Items from an interface collection:
● ● ● ● ● ● ●

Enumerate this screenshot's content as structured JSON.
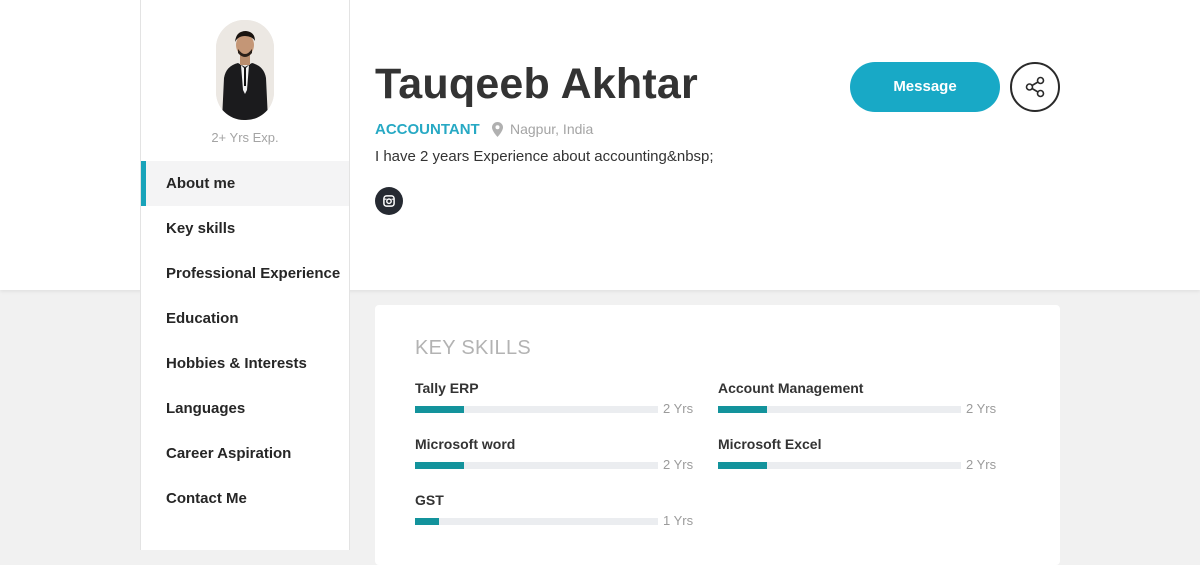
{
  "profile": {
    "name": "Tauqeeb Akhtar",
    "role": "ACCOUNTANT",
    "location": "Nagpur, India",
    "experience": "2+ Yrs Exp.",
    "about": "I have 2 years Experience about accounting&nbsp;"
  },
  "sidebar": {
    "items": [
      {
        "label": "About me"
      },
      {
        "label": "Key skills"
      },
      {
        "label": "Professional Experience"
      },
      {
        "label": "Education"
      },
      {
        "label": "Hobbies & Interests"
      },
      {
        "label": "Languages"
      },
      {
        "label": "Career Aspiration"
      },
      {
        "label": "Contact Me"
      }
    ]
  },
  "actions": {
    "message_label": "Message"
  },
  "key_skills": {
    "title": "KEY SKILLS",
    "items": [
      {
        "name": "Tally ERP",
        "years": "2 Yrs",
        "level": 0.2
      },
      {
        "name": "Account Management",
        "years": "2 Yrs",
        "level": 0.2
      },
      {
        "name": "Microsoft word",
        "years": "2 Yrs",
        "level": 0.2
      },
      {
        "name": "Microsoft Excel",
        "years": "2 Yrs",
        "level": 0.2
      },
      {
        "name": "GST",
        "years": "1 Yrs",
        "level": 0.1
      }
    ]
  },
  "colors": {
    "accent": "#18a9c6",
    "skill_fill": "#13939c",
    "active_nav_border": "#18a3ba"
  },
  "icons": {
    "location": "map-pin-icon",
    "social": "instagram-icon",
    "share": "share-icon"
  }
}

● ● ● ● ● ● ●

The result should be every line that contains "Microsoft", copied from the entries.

        "name": "Microsoft word",
        "name": "Microsoft Excel",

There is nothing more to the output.